> **Work to be completed**: Copy the data exactly, pictures aside.

Recorded data:
------------------------------------------------------------------------

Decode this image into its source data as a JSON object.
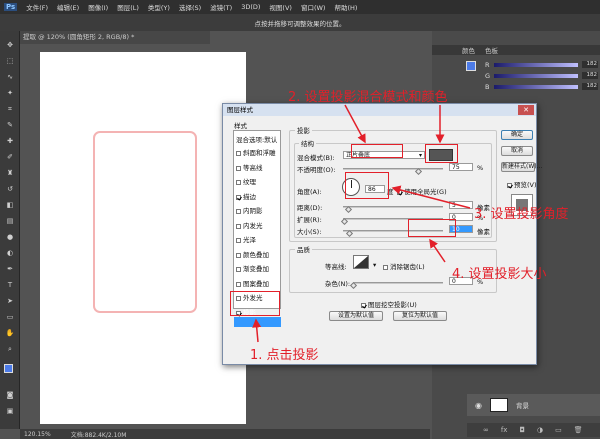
{
  "menubar": {
    "app_logo": "Ps",
    "items": [
      "文件(F)",
      "编辑(E)",
      "图像(I)",
      "图层(L)",
      "类型(Y)",
      "选择(S)",
      "滤镜(T)",
      "3D(D)",
      "视图(V)",
      "窗口(W)",
      "帮助(H)"
    ]
  },
  "options_bar": {
    "hint": "点按并拖移可调整效果的位置。"
  },
  "document": {
    "tab_title": "提取 @ 120% (圆角矩形 2, RGB/8) *"
  },
  "status": {
    "zoom": "120.15%",
    "doc_info": "文档:882.4K/2.10M"
  },
  "right_panel": {
    "tab_color": "颜色",
    "tab_swatches": "色板",
    "rgb_labels": [
      "R",
      "G",
      "B"
    ],
    "rgb_values": [
      "182",
      "182",
      "182"
    ],
    "layer_name": "背景"
  },
  "dialog": {
    "title": "图层样式",
    "close_label": "✕",
    "styles_header": "样式",
    "blend_options": "混合选项:默认",
    "styles": [
      {
        "label": "斜面和浮雕",
        "checked": false
      },
      {
        "label": "等高线",
        "checked": false
      },
      {
        "label": "纹理",
        "checked": false
      },
      {
        "label": "描边",
        "checked": true
      },
      {
        "label": "内阴影",
        "checked": false
      },
      {
        "label": "内发光",
        "checked": false
      },
      {
        "label": "光泽",
        "checked": false
      },
      {
        "label": "颜色叠加",
        "checked": false
      },
      {
        "label": "渐变叠加",
        "checked": false
      },
      {
        "label": "图案叠加",
        "checked": false
      },
      {
        "label": "外发光",
        "checked": false
      },
      {
        "label": "投影",
        "checked": true,
        "selected": true
      }
    ],
    "section_title": "投影",
    "structure_title": "结构",
    "blend_mode_label": "混合模式(B):",
    "blend_mode_value": "正片叠底",
    "opacity_label": "不透明度(O):",
    "opacity_value": "75",
    "percent": "%",
    "angle_label": "角度(A):",
    "angle_value": "86",
    "angle_unit": "度",
    "global_light_label": "使用全局光(G)",
    "distance_label": "距离(D):",
    "distance_value": "5",
    "spread_label": "扩展(R):",
    "spread_value": "0",
    "size_label": "大小(S):",
    "size_value": "10",
    "pixel_unit": "像素",
    "quality_title": "品质",
    "contour_label": "等高线:",
    "antialias_label": "消除锯齿(L)",
    "noise_label": "杂色(N):",
    "noise_value": "0",
    "knockout_label": "图层挖空投影(U)",
    "make_default": "设置为默认值",
    "reset_default": "复位为默认值",
    "buttons": {
      "ok": "确定",
      "cancel": "取消",
      "new_style": "新建样式(W)...",
      "preview": "预览(V)"
    },
    "shadow_color": "#555555"
  },
  "annotations": {
    "step1": "1. 点击投影",
    "step2": "2. 设置投影混合模式和颜色",
    "step3": "3. 设置投影角度",
    "step4": "4. 设置投影大小",
    "color": "#e2202a"
  }
}
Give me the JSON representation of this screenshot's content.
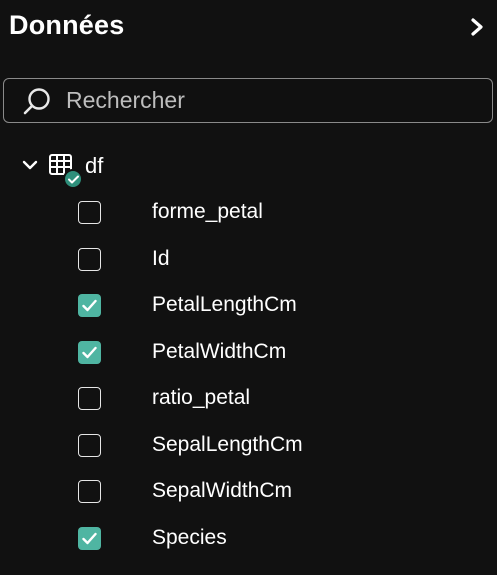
{
  "header": {
    "title": "Données",
    "collapse_icon": "chevron-right-double-icon"
  },
  "search": {
    "placeholder": "Rechercher",
    "value": "",
    "icon": "search-icon"
  },
  "tree": {
    "node_label": "df",
    "expanded": true,
    "icon": "table-icon",
    "badge_color": "#2e8f7b"
  },
  "fields": [
    {
      "label": "forme_petal",
      "checked": false
    },
    {
      "label": "Id",
      "checked": false
    },
    {
      "label": "PetalLengthCm",
      "checked": true
    },
    {
      "label": "PetalWidthCm",
      "checked": true
    },
    {
      "label": "ratio_petal",
      "checked": false
    },
    {
      "label": "SepalLengthCm",
      "checked": false
    },
    {
      "label": "SepalWidthCm",
      "checked": false
    },
    {
      "label": "Species",
      "checked": true
    }
  ],
  "colors": {
    "background": "#111111",
    "accent": "#4fb5a2",
    "text": "#ffffff"
  }
}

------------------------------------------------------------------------

> **Task output**:
Decode this image into its source data as a JSON object.
{
  "menubar": {
    "app_logo": "Ps",
    "items": [
      "文件(F)",
      "编辑(E)",
      "图像(I)",
      "图层(L)",
      "类型(Y)",
      "选择(S)",
      "滤镜(T)",
      "3D(D)",
      "视图(V)",
      "窗口(W)",
      "帮助(H)"
    ]
  },
  "options_bar": {
    "hint": "点按并拖移可调整效果的位置。"
  },
  "document": {
    "tab_title": "提取 @ 120% (圆角矩形 2, RGB/8) *"
  },
  "status": {
    "zoom": "120.15%",
    "doc_info": "文档:882.4K/2.10M"
  },
  "right_panel": {
    "tab_color": "颜色",
    "tab_swatches": "色板",
    "rgb_labels": [
      "R",
      "G",
      "B"
    ],
    "rgb_values": [
      "182",
      "182",
      "182"
    ],
    "layer_name": "背景"
  },
  "dialog": {
    "title": "图层样式",
    "close_label": "✕",
    "styles_header": "样式",
    "blend_options": "混合选项:默认",
    "styles": [
      {
        "label": "斜面和浮雕",
        "checked": false
      },
      {
        "label": "等高线",
        "checked": false
      },
      {
        "label": "纹理",
        "checked": false
      },
      {
        "label": "描边",
        "checked": true
      },
      {
        "label": "内阴影",
        "checked": false
      },
      {
        "label": "内发光",
        "checked": false
      },
      {
        "label": "光泽",
        "checked": false
      },
      {
        "label": "颜色叠加",
        "checked": false
      },
      {
        "label": "渐变叠加",
        "checked": false
      },
      {
        "label": "图案叠加",
        "checked": false
      },
      {
        "label": "外发光",
        "checked": false
      },
      {
        "label": "投影",
        "checked": true,
        "selected": true
      }
    ],
    "section_title": "投影",
    "structure_title": "结构",
    "blend_mode_label": "混合模式(B):",
    "blend_mode_value": "正片叠底",
    "opacity_label": "不透明度(O):",
    "opacity_value": "75",
    "percent": "%",
    "angle_label": "角度(A):",
    "angle_value": "86",
    "angle_unit": "度",
    "global_light_label": "使用全局光(G)",
    "distance_label": "距离(D):",
    "distance_value": "5",
    "spread_label": "扩展(R):",
    "spread_value": "0",
    "size_label": "大小(S):",
    "size_value": "10",
    "pixel_unit": "像素",
    "quality_title": "品质",
    "contour_label": "等高线:",
    "antialias_label": "消除锯齿(L)",
    "noise_label": "杂色(N):",
    "noise_value": "0",
    "knockout_label": "图层挖空投影(U)",
    "make_default": "设置为默认值",
    "reset_default": "复位为默认值",
    "buttons": {
      "ok": "确定",
      "cancel": "取消",
      "new_style": "新建样式(W)...",
      "preview": "预览(V)"
    },
    "shadow_color": "#555555"
  },
  "annotations": {
    "step1": "1. 点击投影",
    "step2": "2. 设置投影混合模式和颜色",
    "step3": "3. 设置投影角度",
    "step4": "4. 设置投影大小",
    "color": "#e2202a"
  }
}
Give me the JSON representation of this screenshot's content.
{
  "header": {
    "title": "Données",
    "collapse_icon": "chevron-right-double-icon"
  },
  "search": {
    "placeholder": "Rechercher",
    "value": "",
    "icon": "search-icon"
  },
  "tree": {
    "node_label": "df",
    "expanded": true,
    "icon": "table-icon",
    "badge_color": "#2e8f7b"
  },
  "fields": [
    {
      "label": "forme_petal",
      "checked": false
    },
    {
      "label": "Id",
      "checked": false
    },
    {
      "label": "PetalLengthCm",
      "checked": true
    },
    {
      "label": "PetalWidthCm",
      "checked": true
    },
    {
      "label": "ratio_petal",
      "checked": false
    },
    {
      "label": "SepalLengthCm",
      "checked": false
    },
    {
      "label": "SepalWidthCm",
      "checked": false
    },
    {
      "label": "Species",
      "checked": true
    }
  ],
  "colors": {
    "background": "#111111",
    "accent": "#4fb5a2",
    "text": "#ffffff"
  }
}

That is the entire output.